§ ABOUT THIS TASK
Here are records with pictures in them. Copy all of them exactly and leave the pictures out.

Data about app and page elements

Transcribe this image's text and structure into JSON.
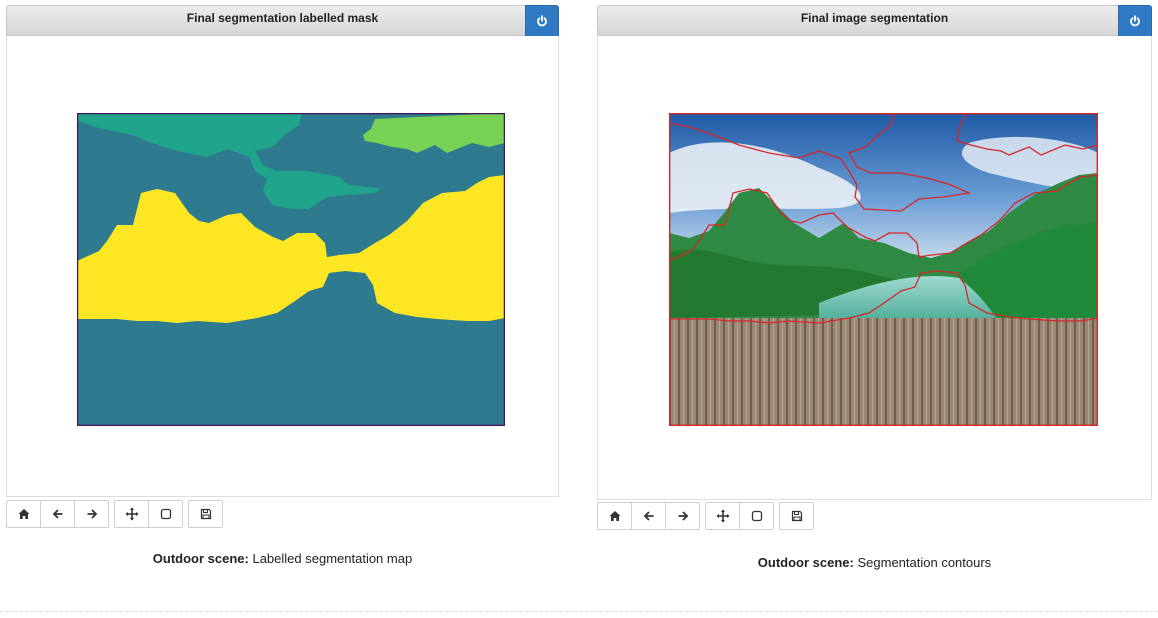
{
  "figures": [
    {
      "title": "Final segmentation labelled mask",
      "close_icon": "power-icon",
      "toolbar_icons": [
        "home-icon",
        "back-arrow-icon",
        "forward-arrow-icon",
        "pan-icon",
        "zoom-rect-icon",
        "save-icon"
      ],
      "caption_bold": "Outdoor scene:",
      "caption_text": " Labelled segmentation map",
      "colors": {
        "background_region": "#2e7a8e",
        "sky_region": "#21a48c",
        "light_region": "#77d154",
        "yellow_region": "#fde725",
        "border": "#44155a"
      }
    },
    {
      "title": "Final image segmentation",
      "close_icon": "power-icon",
      "toolbar_icons": [
        "home-icon",
        "back-arrow-icon",
        "forward-arrow-icon",
        "pan-icon",
        "zoom-rect-icon",
        "save-icon"
      ],
      "caption_bold": "Outdoor scene:",
      "caption_text": " Segmentation contours",
      "colors": {
        "contour": "#d62728",
        "sky": "#2f6fb8",
        "mountains": "#2f8a44",
        "water": "#6ec7bf",
        "deck": "#8f7a66"
      }
    }
  ]
}
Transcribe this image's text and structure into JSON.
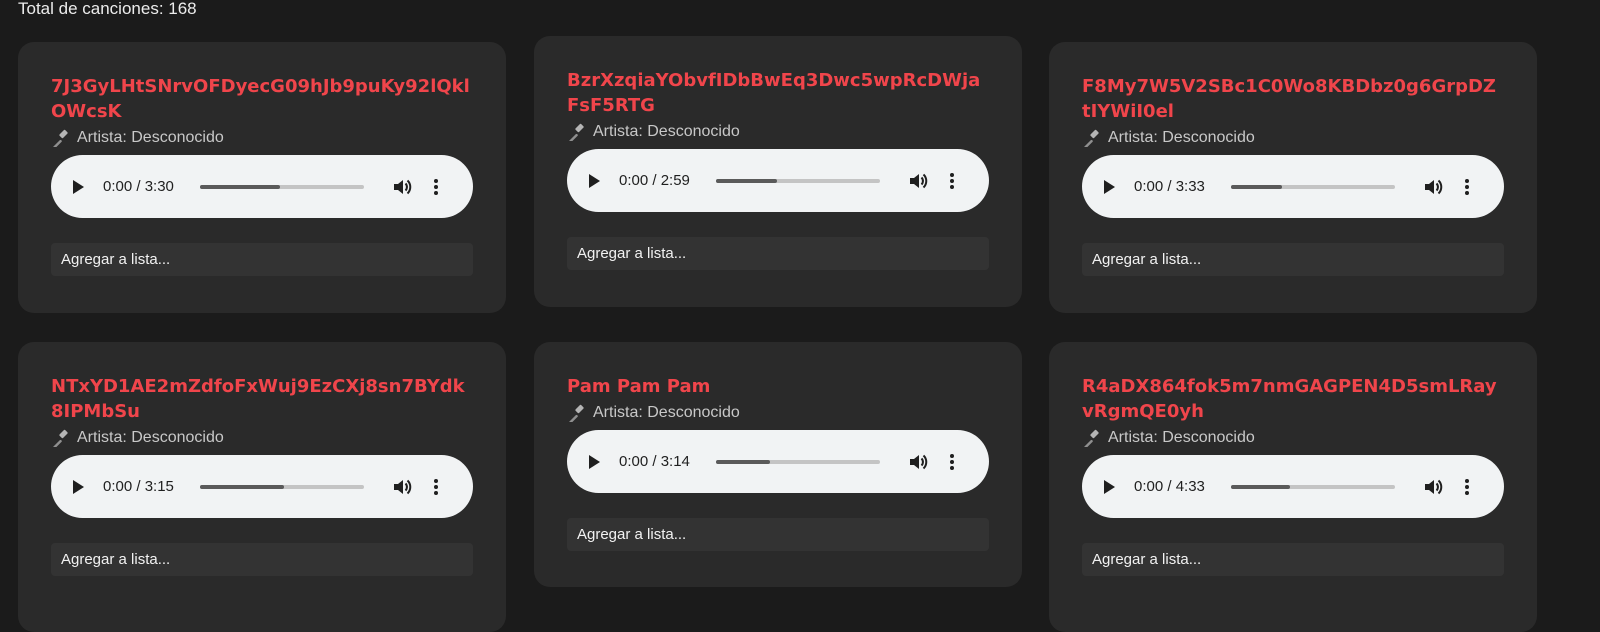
{
  "header": {
    "total_label": "Total de canciones: 168"
  },
  "songs": [
    {
      "title": "7J3GyLHtSNrvOFDyecG09hJb9puKy92lQklOWcsK",
      "artist": "Artista: Desconocido",
      "time": "0:00 / 3:30",
      "progress": 0.49,
      "add_label": "Agregar a lista..."
    },
    {
      "title": "BzrXzqiaYObvfIDbBwEq3Dwc5wpRcDWjaFsF5RTG",
      "artist": "Artista: Desconocido",
      "time": "0:00 / 2:59",
      "progress": 0.37,
      "add_label": "Agregar a lista..."
    },
    {
      "title": "F8My7W5V2SBc1C0Wo8KBDbz0g6GrpDZtIYWiI0el",
      "artist": "Artista: Desconocido",
      "time": "0:00 / 3:33",
      "progress": 0.31,
      "add_label": "Agregar a lista..."
    },
    {
      "title": "NTxYD1AE2mZdfoFxWuj9EzCXj8sn7BYdk8IPMbSu",
      "artist": "Artista: Desconocido",
      "time": "0:00 / 3:15",
      "progress": 0.51,
      "add_label": "Agregar a lista..."
    },
    {
      "title": "Pam Pam Pam",
      "artist": "Artista: Desconocido",
      "time": "0:00 / 3:14",
      "progress": 0.33,
      "add_label": "Agregar a lista..."
    },
    {
      "title": "R4aDX864fok5m7nmGAGPEN4D5smLRayvRgmQE0yh",
      "artist": "Artista: Desconocido",
      "time": "0:00 / 4:33",
      "progress": 0.36,
      "add_label": "Agregar a lista..."
    }
  ],
  "icons": {
    "artist": "hammer-icon",
    "play": "play-icon",
    "volume": "volume-icon",
    "more": "more-options-icon"
  },
  "colors": {
    "title": "#f0454b",
    "background": "#1b1b1b",
    "card": "#2a2a2a",
    "player": "#f1f3f4"
  }
}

§ RESULT OF THIS TASK
Transcribe this image's text and structure into JSON.
{
  "figures": [
    {
      "title": "Final segmentation labelled mask",
      "close_icon": "power-icon",
      "toolbar_icons": [
        "home-icon",
        "back-arrow-icon",
        "forward-arrow-icon",
        "pan-icon",
        "zoom-rect-icon",
        "save-icon"
      ],
      "caption_bold": "Outdoor scene:",
      "caption_text": " Labelled segmentation map",
      "colors": {
        "background_region": "#2e7a8e",
        "sky_region": "#21a48c",
        "light_region": "#77d154",
        "yellow_region": "#fde725",
        "border": "#44155a"
      }
    },
    {
      "title": "Final image segmentation",
      "close_icon": "power-icon",
      "toolbar_icons": [
        "home-icon",
        "back-arrow-icon",
        "forward-arrow-icon",
        "pan-icon",
        "zoom-rect-icon",
        "save-icon"
      ],
      "caption_bold": "Outdoor scene:",
      "caption_text": " Segmentation contours",
      "colors": {
        "contour": "#d62728",
        "sky": "#2f6fb8",
        "mountains": "#2f8a44",
        "water": "#6ec7bf",
        "deck": "#8f7a66"
      }
    }
  ]
}
Transcribe this image's text and structure into JSON.
{
  "header": {
    "total_label": "Total de canciones: 168"
  },
  "songs": [
    {
      "title": "7J3GyLHtSNrvOFDyecG09hJb9puKy92lQklOWcsK",
      "artist": "Artista: Desconocido",
      "time": "0:00 / 3:30",
      "progress": 0.49,
      "add_label": "Agregar a lista..."
    },
    {
      "title": "BzrXzqiaYObvfIDbBwEq3Dwc5wpRcDWjaFsF5RTG",
      "artist": "Artista: Desconocido",
      "time": "0:00 / 2:59",
      "progress": 0.37,
      "add_label": "Agregar a lista..."
    },
    {
      "title": "F8My7W5V2SBc1C0Wo8KBDbz0g6GrpDZtIYWiI0el",
      "artist": "Artista: Desconocido",
      "time": "0:00 / 3:33",
      "progress": 0.31,
      "add_label": "Agregar a lista..."
    },
    {
      "title": "NTxYD1AE2mZdfoFxWuj9EzCXj8sn7BYdk8IPMbSu",
      "artist": "Artista: Desconocido",
      "time": "0:00 / 3:15",
      "progress": 0.51,
      "add_label": "Agregar a lista..."
    },
    {
      "title": "Pam Pam Pam",
      "artist": "Artista: Desconocido",
      "time": "0:00 / 3:14",
      "progress": 0.33,
      "add_label": "Agregar a lista..."
    },
    {
      "title": "R4aDX864fok5m7nmGAGPEN4D5smLRayvRgmQE0yh",
      "artist": "Artista: Desconocido",
      "time": "0:00 / 4:33",
      "progress": 0.36,
      "add_label": "Agregar a lista..."
    }
  ],
  "icons": {
    "artist": "hammer-icon",
    "play": "play-icon",
    "volume": "volume-icon",
    "more": "more-options-icon"
  },
  "colors": {
    "title": "#f0454b",
    "background": "#1b1b1b",
    "card": "#2a2a2a",
    "player": "#f1f3f4"
  }
}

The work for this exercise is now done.